• _WHAT TO PRODUCE_
Scan the material for the word "JSON", and copy each line where it shows up.
══════════
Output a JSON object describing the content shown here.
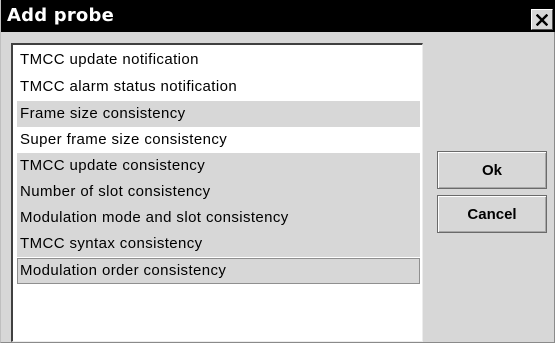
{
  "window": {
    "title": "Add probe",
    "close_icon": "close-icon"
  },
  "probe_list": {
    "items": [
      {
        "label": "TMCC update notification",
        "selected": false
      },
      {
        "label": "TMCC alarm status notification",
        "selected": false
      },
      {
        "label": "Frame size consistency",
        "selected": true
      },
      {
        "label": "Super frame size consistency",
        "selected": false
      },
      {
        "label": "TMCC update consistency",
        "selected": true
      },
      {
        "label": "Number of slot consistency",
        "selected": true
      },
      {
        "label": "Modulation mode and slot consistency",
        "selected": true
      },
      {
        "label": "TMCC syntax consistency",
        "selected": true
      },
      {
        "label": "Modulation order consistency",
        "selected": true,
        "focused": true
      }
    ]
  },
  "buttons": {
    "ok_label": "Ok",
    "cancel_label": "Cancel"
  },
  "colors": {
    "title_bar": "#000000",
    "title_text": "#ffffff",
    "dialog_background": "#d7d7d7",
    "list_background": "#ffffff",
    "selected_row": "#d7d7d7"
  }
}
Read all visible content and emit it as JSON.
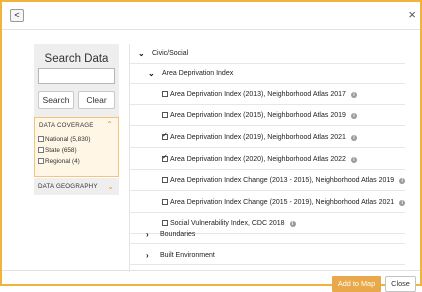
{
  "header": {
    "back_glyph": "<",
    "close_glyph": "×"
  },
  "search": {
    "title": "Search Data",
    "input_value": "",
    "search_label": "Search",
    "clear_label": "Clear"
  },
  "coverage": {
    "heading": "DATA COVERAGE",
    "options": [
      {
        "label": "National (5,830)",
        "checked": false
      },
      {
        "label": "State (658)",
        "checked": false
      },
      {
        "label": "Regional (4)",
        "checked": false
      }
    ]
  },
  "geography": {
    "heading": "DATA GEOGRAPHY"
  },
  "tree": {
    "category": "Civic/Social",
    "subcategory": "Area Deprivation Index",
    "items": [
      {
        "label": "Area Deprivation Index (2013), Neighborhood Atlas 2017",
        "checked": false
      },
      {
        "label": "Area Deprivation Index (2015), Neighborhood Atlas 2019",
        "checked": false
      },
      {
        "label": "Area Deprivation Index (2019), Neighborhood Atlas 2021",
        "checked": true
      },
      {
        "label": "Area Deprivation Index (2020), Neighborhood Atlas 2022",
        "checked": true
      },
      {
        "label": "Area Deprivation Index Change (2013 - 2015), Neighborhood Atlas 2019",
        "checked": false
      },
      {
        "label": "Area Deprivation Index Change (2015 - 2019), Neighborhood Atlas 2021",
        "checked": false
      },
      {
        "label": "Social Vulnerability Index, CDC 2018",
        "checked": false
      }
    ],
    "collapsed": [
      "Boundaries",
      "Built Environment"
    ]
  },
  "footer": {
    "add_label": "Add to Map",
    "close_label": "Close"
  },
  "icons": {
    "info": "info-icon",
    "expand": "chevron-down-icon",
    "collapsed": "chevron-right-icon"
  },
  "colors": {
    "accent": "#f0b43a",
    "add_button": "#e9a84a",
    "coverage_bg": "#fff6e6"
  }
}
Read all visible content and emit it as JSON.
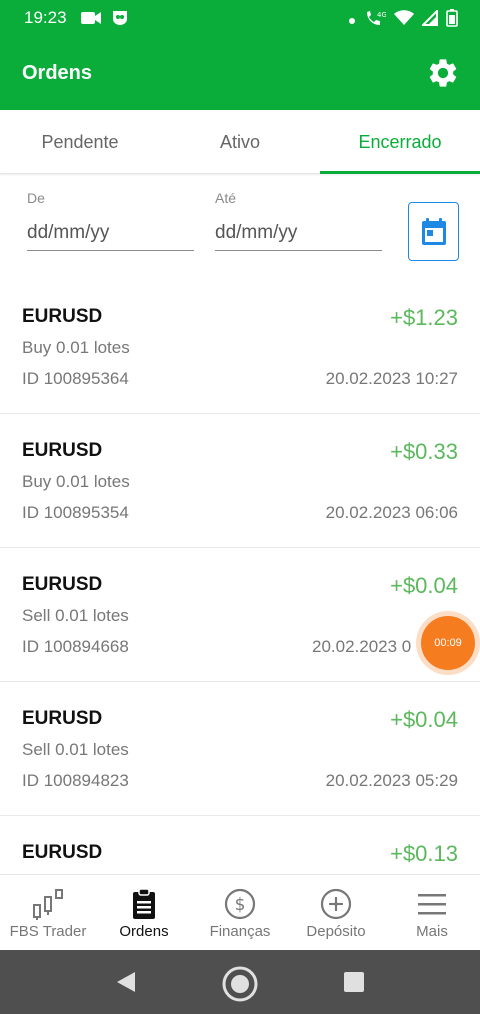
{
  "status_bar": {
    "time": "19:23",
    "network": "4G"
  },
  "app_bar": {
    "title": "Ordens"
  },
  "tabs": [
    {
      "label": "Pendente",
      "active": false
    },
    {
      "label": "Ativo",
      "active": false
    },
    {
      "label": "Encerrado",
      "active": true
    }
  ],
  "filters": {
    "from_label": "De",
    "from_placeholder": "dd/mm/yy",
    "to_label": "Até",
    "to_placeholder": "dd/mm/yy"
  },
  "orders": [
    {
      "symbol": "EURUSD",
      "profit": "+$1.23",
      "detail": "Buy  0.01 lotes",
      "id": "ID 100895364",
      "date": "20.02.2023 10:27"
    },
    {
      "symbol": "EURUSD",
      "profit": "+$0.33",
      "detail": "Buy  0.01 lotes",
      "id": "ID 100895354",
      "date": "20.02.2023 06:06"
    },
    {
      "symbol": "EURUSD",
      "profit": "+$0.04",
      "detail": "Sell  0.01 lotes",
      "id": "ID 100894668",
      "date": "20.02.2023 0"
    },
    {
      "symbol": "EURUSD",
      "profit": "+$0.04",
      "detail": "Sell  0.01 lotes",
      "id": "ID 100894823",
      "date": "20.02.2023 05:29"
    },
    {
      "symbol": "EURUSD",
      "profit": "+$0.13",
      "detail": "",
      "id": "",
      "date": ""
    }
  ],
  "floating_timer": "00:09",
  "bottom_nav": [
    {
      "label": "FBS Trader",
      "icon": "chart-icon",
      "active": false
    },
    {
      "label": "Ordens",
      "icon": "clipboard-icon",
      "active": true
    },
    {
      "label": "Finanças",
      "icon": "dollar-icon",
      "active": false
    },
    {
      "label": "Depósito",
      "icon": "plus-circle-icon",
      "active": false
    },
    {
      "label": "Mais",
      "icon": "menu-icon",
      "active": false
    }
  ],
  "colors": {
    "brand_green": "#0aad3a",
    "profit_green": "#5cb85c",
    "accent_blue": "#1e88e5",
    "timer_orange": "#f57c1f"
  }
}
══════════
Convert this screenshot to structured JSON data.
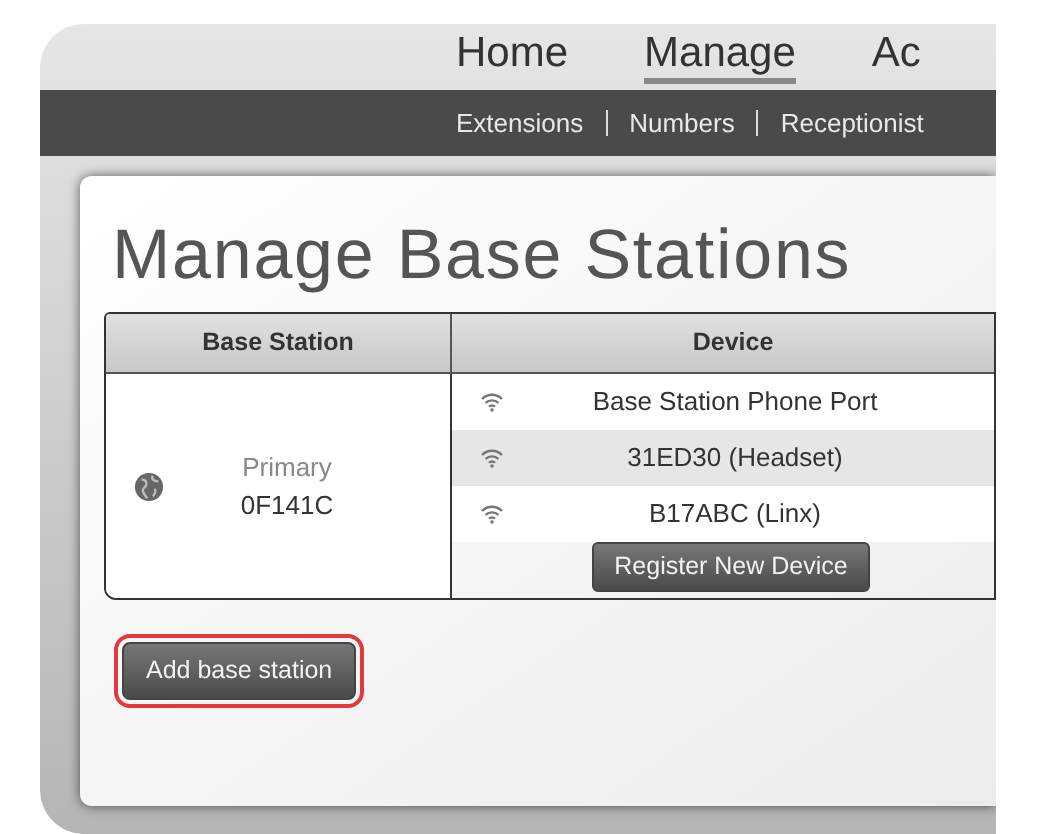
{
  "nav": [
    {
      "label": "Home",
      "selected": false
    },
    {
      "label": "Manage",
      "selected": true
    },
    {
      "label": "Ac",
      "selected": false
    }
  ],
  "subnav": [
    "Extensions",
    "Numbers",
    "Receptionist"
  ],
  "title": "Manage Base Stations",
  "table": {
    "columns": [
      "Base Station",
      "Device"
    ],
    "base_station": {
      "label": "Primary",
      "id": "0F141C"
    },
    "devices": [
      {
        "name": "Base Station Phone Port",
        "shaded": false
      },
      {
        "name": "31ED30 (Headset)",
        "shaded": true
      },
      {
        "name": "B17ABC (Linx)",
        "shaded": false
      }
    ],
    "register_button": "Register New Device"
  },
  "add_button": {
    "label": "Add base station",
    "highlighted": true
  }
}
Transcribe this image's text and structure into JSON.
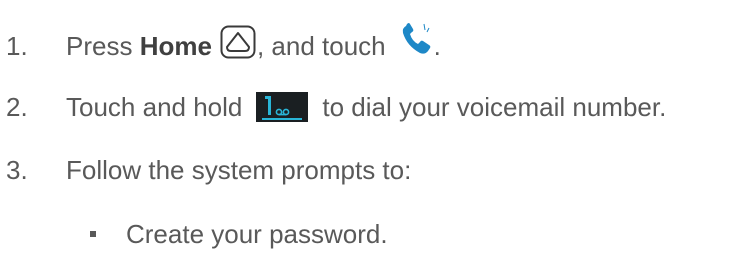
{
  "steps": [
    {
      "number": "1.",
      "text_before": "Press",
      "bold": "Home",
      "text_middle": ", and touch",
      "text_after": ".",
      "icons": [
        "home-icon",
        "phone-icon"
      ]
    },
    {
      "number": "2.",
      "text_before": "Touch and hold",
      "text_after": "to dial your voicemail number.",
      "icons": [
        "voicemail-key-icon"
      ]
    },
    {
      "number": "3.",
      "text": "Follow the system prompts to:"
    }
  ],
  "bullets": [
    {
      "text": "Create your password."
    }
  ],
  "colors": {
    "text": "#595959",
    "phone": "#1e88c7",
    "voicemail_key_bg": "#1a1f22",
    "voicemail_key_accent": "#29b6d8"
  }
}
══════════
• _WRITTEN ANSWER_
Output a JSON object describing the content shown here.
Read all visible content and emit it as JSON.
Read all visible content and emit it as JSON.
Convert this screenshot to structured JSON data.
Transcribe this image's text and structure into JSON.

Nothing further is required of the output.